Irish Race Discrimination Cases Double
The number of people who claim they have been victims of racial discrimination in the workplace has doubled, according to statistics released today by the Equality Tribunal.
The figures also show there was a big increase in the number of people who went to the tribunal believing they had been subjected to discrimination because of their race or disability in the first six months of this year, compared to last year.
So far this year, 314 people have brought cases to the Equality Tribunal claiming they were discriminated in their workplace.
The bulk of those, 143, claimed they have been singled out because of their race, which is more than twice the number who brought claims in the same period last year.
The number of people claiming disability discrimination in the workplace has also more than doubled with 49 people taking cases.
There was, however, a slight decrease in those claiming they had been discriminated because of their gender or age.
There was also a marked increase in the number of people taking claims under the Equal Status Act on disability grounds.
Fall in age & Traveller-related cases

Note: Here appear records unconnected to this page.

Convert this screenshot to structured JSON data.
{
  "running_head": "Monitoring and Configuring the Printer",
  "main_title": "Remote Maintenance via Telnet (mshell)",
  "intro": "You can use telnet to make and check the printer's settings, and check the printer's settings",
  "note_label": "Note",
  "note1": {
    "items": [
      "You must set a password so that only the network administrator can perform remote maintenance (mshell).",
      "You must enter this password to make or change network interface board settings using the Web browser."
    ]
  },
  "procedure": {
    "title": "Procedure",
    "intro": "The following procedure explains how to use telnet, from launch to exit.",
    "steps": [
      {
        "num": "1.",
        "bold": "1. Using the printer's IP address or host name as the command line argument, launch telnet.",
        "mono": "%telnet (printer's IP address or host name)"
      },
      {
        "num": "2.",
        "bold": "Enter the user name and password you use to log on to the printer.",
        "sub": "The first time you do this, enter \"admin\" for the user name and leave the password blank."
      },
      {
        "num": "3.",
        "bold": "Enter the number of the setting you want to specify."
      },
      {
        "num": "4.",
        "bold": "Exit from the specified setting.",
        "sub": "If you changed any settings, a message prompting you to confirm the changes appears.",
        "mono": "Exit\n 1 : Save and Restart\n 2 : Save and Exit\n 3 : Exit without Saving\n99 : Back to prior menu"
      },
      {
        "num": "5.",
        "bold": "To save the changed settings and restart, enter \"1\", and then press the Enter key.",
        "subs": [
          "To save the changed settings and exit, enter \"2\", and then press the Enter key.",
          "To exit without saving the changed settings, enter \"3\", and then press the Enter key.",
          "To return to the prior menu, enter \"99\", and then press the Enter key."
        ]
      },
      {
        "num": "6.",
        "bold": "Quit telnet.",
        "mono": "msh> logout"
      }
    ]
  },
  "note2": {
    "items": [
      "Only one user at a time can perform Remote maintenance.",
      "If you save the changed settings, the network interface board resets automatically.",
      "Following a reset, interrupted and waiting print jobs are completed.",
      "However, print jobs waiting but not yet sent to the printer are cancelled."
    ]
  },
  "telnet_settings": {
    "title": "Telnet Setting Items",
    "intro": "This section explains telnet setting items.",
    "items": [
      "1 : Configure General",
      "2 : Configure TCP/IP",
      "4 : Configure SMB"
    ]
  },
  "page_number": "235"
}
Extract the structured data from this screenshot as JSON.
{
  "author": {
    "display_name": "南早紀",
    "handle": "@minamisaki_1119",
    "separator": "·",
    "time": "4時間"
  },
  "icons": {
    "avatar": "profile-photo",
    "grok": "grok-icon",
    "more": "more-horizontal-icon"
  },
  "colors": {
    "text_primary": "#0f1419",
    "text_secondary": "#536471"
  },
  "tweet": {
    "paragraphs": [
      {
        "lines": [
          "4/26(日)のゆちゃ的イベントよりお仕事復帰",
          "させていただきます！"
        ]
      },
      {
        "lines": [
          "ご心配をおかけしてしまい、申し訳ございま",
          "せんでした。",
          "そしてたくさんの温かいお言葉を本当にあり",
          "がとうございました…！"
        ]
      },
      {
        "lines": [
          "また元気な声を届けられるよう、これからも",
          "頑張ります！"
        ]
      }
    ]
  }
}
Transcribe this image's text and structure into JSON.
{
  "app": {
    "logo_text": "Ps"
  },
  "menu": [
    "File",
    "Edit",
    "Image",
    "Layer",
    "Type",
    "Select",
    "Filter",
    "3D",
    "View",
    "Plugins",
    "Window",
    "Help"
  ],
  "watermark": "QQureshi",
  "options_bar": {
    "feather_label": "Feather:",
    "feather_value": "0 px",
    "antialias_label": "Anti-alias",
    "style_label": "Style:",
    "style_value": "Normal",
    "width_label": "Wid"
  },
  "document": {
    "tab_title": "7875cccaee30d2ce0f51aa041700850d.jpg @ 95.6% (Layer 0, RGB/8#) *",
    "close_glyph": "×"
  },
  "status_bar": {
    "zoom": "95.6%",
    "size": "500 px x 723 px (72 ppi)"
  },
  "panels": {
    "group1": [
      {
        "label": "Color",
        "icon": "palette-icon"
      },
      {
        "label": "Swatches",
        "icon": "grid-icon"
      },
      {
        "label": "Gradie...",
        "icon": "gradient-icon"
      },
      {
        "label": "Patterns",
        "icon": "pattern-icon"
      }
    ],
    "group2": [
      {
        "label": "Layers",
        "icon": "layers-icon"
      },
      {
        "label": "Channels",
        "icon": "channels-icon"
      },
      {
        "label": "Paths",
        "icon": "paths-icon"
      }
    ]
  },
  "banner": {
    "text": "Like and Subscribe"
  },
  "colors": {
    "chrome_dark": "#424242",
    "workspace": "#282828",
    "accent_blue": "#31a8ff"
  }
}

The Equality Tribunal, an independent, quasi-judicial body with legally binding rulings, publishes its 2006 Annual Report today.
It shows that almost half of a total of more than 7,000 claims brought were successful and the average award increased last year to just over €10,000.
There was a 78% rise in work discrimination complaints on the grounds of race.
The Equality Tribunal says this is linked to the increase in immigrant workers here.
The report also shows a 77% drop in the number of age discrimination cases.
The number of complaints made by members of the Travelling community also dropped – by 42%.
And more than half of the 200 cases referred to the tribunal’s mediation service were resolved before going down the route of a full scale investigation.